“They [public safety groups] support and endorse candidates. They say, when negotiations come around, remember us, we supported you,” said John Acosta, a council member between 1981 and 1992.
One reason public safety unions are so effective is residents admire police and firefighters, Acosta said. In one instance of candidate promotion, fire union members drove through town in a privately owned fire truck emblazoned with the names of City Council candidates — including a younger Miguel Pulido, who today is serving his ninth term as mayor.
Pulido did not return a phone call for comment.
In 2001, the police union negotiated a new pension deal, which allowed officers to retire at age 50 with 3 percent of their pay for each year worked. Rising pension costs, according to budget documents in 2005, was one of the major reasons public safety costs were increasing dramatically.
Those costs rose from a projected $96 million in fiscal year 2000-01 to an actual $161 million in fiscal year 2008-09.
The 2005 budget documents also list rising heath benefits and workers compensation as other reasons for the increases in public safety costs.
Salaries and pay have also increased. More than 800 city employees — mostly police and firefighters — received total annual compensation topping $100,000, the Orange County Register reported.
The resulting effect on other city services has been disastrous, Acosta said. He points to the city’s streets, crumbling from cracks and potholes, as an example of what happens when the budget is consumed more and more by one type of cost. “We have the worst streets in the county,” Acosta said.
And the rising cost of public safety has not translated into more boots on the ground.
According to John Franks, president of the Santa Ana Police Officers Association, there were 335 police officers in the city 10 years ago. Five years later, that number shrank by a few officers.

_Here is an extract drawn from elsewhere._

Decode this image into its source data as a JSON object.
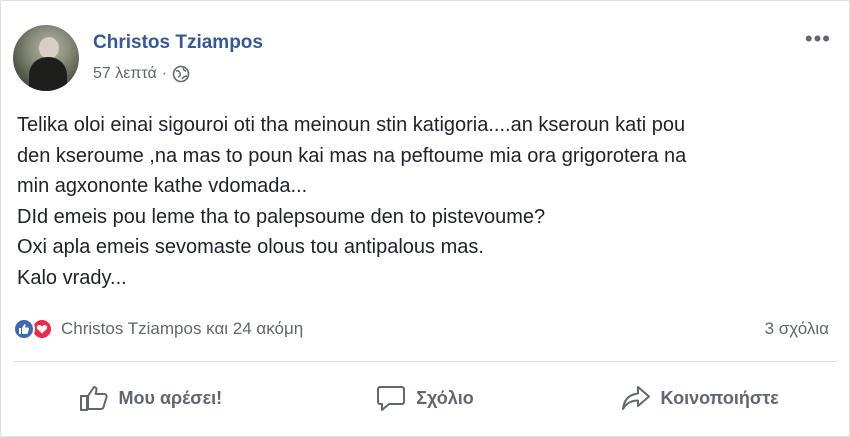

Today there are 318.
Although the cost of public safety decreased between 2008 and 2010, it’s scheduled to rise again this fiscal year, as a deferred, across-the-board pay raise goes into effect for the police department.
Franks says the union is ready to make the kinds of concessions necessary to balance the budget. He suspects that salaries and pension benefits will be on the negotiating table.
“I want to see the city succeed, and I want the budget to be balanced. Whatever we can do to do our part, we’ll do it,” Franks said. “Obviously my main goal is I don’t want to see my members laid off. I don’t want to see my members losing their livelihood.”
Chris Roelle, president of the Santa Ana Firemen’s Benevolent Association, wasn’t as conciliatory in a statement sent to a Voice of OC reporter, but Roelle said the union was interested in working with the city to be “part of the solution.”
“We have worked closely with the City during the last two fiscal years and made significant contract concessions to help reduce costs,” Roelle wrote. “These concessions have included deferring pay raises, agreeing to staffing reductions, increasing the amount we individually pay toward our PERS [retirement] contributions, as well as a number of other cost cutting actions.”
Making cuts elsewhere in the budget will be a challenge. The city is already operating at bare-bones staffing levels, officials say. Increases in revenue were predicted for this fiscal year, including a nearly 10 percent rise in sales tax revenue, but they haven’t materialized.
Councilwoman Michele Martinez, the only council member to return phone calls seeking comment, said that cuts to public safety have become a must.
“Our residents said that we can’t cut public safety. Where do you want me to cut? We have nowhere else to cut,” Martinez said.
Earlier this year, the city awarded a $98,900 contract to the municipal consulting firm Management Partners Inc. to, among other tasks, craft a budget stabilization plan that would address the city’s built-in deficit over the next five years.
The firm is planning to make public possible solutions to the city’s deficit at Monday’s council meeting.